More commentary, this time from Douglas Lee, on O’Neill v. City of Shoreline, previously reported here. Here’s a snippet:
As it applies to Thwing’s e-mail, the decision in O’Neill is hardly breathtaking. If information in a public record — hidden or otherwise — discloses who prepared, sent and received that document, that information should be released. As it is written, however, the ruling in O’Neill is not limited to these types of information. Rather, it requires the disclosure of all metadata, from all public records stored in electronic form. We therefore should not be surprised if the ruling prompts a strong reaction from government officials.

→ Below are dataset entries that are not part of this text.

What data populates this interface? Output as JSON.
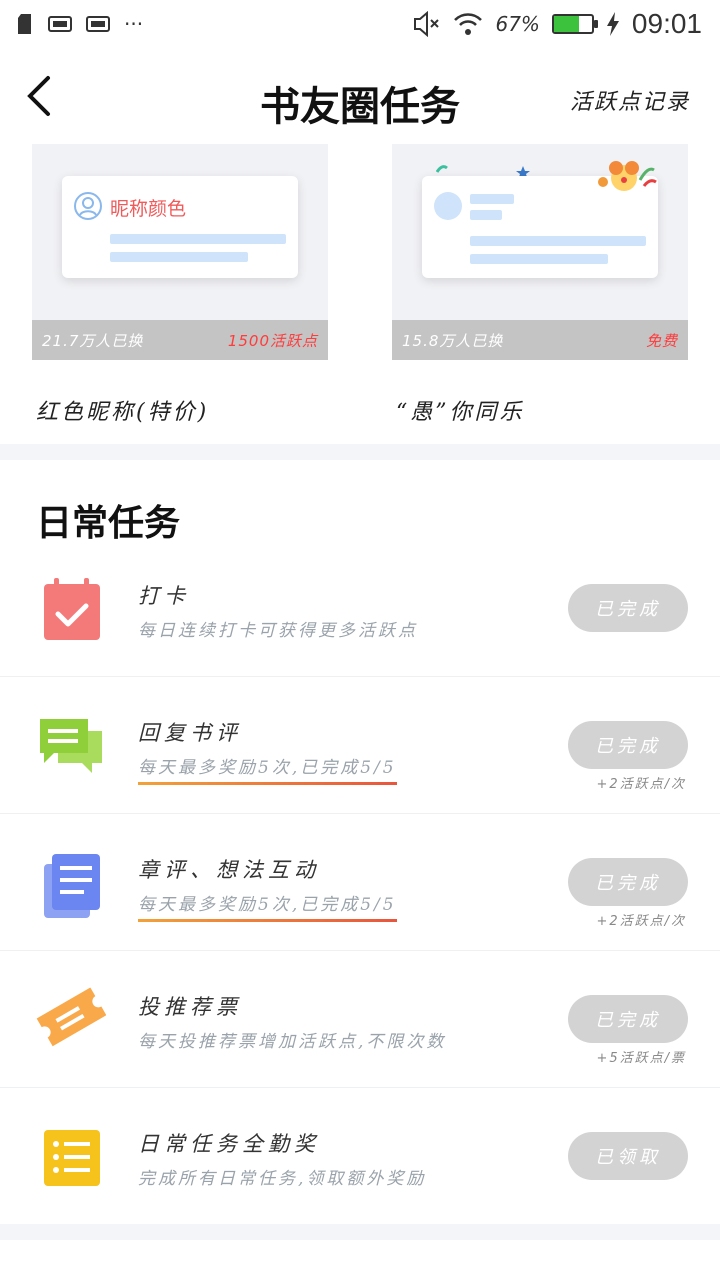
{
  "status": {
    "battery_pct": "67%",
    "time": "09:01"
  },
  "header": {
    "title": "书友圈任务",
    "link": "活跃点记录"
  },
  "cards": [
    {
      "preview_text": "昵称颜色",
      "exchanged": "21.7万人已换",
      "price": "1500活跃点",
      "name": "红色昵称(特价)"
    },
    {
      "exchanged": "15.8万人已换",
      "price": "免费",
      "name": "“愚”你同乐"
    }
  ],
  "section_title": "日常任务",
  "tasks": [
    {
      "title": "打卡",
      "desc": "每日连续打卡可获得更多活跃点",
      "button": "已完成",
      "note": ""
    },
    {
      "title": "回复书评",
      "desc": "每天最多奖励5次,已完成5/5",
      "button": "已完成",
      "note": "+2活跃点/次"
    },
    {
      "title": "章评、想法互动",
      "desc": "每天最多奖励5次,已完成5/5",
      "button": "已完成",
      "note": "+2活跃点/次"
    },
    {
      "title": "投推荐票",
      "desc": "每天投推荐票增加活跃点,不限次数",
      "button": "已完成",
      "note": "+5活跃点/票"
    },
    {
      "title": "日常任务全勤奖",
      "desc": "完成所有日常任务,领取额外奖励",
      "button": "已领取",
      "note": ""
    }
  ],
  "colors": {
    "checkin": "#f47a7a",
    "reply": "#8fcf3a",
    "chapter": "#6b86f0",
    "ticket": "#f9a94a",
    "attendance": "#f6c21c",
    "button_done": "#d3d3d3"
  }
}
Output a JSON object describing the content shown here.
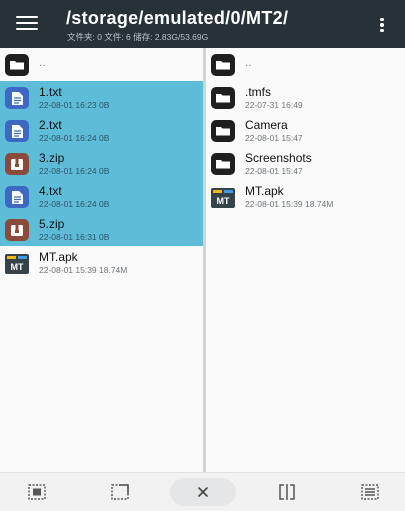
{
  "header": {
    "title": "/storage/emulated/0/MT2/",
    "info": "文件夹: 0  文件: 6  储存: 2.83G/53.69G",
    "menu_icon": "hamburger-menu-icon",
    "more_icon": "more-vert-icon"
  },
  "left_pane": {
    "parent_label": "..",
    "items": [
      {
        "name": "1.txt",
        "meta": "22-08-01 16:23  0B",
        "type": "txt",
        "selected": true
      },
      {
        "name": "2.txt",
        "meta": "22-08-01 16:24  0B",
        "type": "txt",
        "selected": true
      },
      {
        "name": "3.zip",
        "meta": "22-08-01 16:24  0B",
        "type": "zip",
        "selected": true
      },
      {
        "name": "4.txt",
        "meta": "22-08-01 16:24  0B",
        "type": "txt",
        "selected": true
      },
      {
        "name": "5.zip",
        "meta": "22-08-01 16:31  0B",
        "type": "zip",
        "selected": true
      },
      {
        "name": "MT.apk",
        "meta": "22-08-01 15:39  18.74M",
        "type": "apk",
        "selected": false
      }
    ]
  },
  "right_pane": {
    "parent_label": "..",
    "items": [
      {
        "name": ".tmfs",
        "meta": "22-07-31 16:49",
        "type": "folder"
      },
      {
        "name": "Camera",
        "meta": "22-08-01 15:47",
        "type": "folder"
      },
      {
        "name": "Screenshots",
        "meta": "22-08-01 15:47",
        "type": "folder"
      },
      {
        "name": "MT.apk",
        "meta": "22-08-01 15:39  18.74M",
        "type": "apk"
      }
    ]
  },
  "bottom_bar": {
    "tools": [
      "select-all-icon",
      "invert-selection-icon",
      "clear-selection-icon",
      "split-view-icon",
      "select-list-icon"
    ],
    "clear_label": "×"
  },
  "colors": {
    "header_bg": "#263238",
    "selection": "#5dbcd7",
    "txt_icon": "#3d68c4",
    "zip_icon": "#8b4b3a",
    "folder_icon": "#1f1f1f"
  }
}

Few officials, after all, wish the public to see their first drafts of letters or e-mails or comments or revisions made by supervisors or others collaborating on a document. Disclosing metadata, however, is akin to releasing these drafts.
Read more on First Amendment Center.